> **EXERCISE**:
Please copy each line below that contains the word "uploads".

> **App and web page records**:
= Beginning of Section =
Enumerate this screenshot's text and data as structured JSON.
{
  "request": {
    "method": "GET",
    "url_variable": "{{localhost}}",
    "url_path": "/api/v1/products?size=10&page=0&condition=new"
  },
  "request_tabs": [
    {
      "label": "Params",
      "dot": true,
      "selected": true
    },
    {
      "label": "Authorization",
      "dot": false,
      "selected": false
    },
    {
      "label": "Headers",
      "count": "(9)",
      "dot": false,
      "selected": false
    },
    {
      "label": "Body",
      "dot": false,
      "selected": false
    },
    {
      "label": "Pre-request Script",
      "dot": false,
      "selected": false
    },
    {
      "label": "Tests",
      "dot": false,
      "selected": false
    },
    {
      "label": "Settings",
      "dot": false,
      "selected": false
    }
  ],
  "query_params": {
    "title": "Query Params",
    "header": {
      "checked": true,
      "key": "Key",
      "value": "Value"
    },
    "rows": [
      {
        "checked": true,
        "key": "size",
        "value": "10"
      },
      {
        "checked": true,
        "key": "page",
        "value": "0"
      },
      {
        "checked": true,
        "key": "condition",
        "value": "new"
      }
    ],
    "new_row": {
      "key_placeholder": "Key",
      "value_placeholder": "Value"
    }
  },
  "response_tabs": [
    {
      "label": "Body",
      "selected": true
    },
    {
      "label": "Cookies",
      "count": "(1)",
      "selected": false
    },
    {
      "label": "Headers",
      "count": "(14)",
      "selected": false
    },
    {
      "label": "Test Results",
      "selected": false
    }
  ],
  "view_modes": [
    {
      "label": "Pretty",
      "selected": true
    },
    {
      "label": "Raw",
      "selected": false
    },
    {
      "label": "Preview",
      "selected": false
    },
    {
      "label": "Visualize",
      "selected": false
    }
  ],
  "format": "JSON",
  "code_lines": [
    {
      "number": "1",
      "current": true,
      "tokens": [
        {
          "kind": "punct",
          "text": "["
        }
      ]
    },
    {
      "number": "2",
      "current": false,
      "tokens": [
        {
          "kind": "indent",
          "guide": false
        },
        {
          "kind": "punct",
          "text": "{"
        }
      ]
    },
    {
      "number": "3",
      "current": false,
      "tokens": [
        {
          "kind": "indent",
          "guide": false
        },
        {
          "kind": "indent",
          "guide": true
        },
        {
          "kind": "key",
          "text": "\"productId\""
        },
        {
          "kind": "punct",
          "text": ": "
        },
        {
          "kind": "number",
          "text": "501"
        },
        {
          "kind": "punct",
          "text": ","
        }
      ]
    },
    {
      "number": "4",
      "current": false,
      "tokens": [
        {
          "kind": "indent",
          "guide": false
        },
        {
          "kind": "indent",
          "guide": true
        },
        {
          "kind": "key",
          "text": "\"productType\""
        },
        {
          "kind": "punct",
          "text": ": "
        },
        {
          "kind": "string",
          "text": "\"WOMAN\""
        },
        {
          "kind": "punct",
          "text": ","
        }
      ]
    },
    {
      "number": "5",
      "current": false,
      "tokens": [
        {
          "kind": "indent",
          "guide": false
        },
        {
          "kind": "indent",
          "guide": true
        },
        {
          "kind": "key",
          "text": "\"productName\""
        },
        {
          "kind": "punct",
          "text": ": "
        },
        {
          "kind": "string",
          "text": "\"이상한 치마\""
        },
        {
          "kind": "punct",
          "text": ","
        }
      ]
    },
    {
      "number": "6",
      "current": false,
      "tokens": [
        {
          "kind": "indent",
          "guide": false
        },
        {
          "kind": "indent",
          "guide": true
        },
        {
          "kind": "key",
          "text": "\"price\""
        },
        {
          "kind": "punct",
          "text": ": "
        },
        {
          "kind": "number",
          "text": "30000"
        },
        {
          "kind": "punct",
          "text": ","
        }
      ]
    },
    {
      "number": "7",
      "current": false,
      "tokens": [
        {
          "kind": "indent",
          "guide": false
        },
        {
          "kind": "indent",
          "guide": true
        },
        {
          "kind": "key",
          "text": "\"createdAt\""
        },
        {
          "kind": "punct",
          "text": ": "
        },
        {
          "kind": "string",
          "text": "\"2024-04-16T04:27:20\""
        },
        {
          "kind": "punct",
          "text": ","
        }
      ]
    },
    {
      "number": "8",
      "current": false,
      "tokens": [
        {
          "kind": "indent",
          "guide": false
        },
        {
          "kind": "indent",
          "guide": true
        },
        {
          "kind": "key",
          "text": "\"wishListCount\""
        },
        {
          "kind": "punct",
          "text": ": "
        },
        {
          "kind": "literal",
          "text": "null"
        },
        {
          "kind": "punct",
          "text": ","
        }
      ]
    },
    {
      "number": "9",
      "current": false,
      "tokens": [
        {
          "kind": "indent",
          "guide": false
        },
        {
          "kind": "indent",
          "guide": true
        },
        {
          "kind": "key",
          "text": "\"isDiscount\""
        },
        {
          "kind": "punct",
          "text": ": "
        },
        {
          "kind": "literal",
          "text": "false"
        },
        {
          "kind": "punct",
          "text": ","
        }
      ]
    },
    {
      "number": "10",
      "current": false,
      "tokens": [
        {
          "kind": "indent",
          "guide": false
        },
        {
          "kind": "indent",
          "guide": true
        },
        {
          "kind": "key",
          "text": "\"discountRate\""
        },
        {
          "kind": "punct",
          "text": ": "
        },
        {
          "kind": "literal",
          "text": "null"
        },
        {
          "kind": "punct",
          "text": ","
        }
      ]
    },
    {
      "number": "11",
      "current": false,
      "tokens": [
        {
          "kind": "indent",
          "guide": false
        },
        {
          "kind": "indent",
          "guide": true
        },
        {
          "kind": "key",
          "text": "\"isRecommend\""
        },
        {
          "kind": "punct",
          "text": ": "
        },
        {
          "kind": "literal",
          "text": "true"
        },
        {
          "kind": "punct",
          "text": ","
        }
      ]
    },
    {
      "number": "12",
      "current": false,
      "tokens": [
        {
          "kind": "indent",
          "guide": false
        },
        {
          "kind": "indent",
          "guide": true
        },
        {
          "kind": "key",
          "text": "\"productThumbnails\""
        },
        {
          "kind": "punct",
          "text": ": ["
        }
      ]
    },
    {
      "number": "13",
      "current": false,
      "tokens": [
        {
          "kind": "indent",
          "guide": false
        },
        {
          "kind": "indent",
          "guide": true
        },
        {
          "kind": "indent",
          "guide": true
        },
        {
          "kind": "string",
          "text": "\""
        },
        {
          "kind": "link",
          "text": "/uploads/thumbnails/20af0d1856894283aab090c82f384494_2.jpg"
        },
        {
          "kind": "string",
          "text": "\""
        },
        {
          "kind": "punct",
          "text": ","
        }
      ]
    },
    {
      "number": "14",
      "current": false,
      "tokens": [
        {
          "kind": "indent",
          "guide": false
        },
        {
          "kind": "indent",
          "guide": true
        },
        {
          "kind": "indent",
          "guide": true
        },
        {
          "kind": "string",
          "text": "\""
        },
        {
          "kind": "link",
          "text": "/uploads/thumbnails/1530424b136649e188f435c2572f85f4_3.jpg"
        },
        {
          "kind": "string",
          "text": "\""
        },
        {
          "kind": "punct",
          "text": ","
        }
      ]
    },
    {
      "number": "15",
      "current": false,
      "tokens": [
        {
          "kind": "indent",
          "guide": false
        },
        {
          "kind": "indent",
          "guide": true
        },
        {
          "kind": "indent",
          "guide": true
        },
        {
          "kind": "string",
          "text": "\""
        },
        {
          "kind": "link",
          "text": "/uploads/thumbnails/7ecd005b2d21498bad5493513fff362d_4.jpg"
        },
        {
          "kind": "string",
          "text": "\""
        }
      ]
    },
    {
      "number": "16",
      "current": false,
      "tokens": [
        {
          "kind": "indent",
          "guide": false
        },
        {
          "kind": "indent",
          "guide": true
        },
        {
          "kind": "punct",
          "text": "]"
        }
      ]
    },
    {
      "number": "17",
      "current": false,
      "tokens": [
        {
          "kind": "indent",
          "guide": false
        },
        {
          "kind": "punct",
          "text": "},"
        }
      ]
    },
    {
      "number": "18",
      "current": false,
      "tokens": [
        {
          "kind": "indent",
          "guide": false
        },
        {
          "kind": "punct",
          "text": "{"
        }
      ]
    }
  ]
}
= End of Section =
> **TASK OUTPUT**:
          "text": "/uploads/thumbnails/20af0d1856894283aab090c82f384494_2.jpg"
          "text": "/uploads/thumbnails/1530424b136649e188f435c2572f85f4_3.jpg"
          "text": "/uploads/thumbnails/7ecd005b2d21498bad5493513fff362d_4.jpg"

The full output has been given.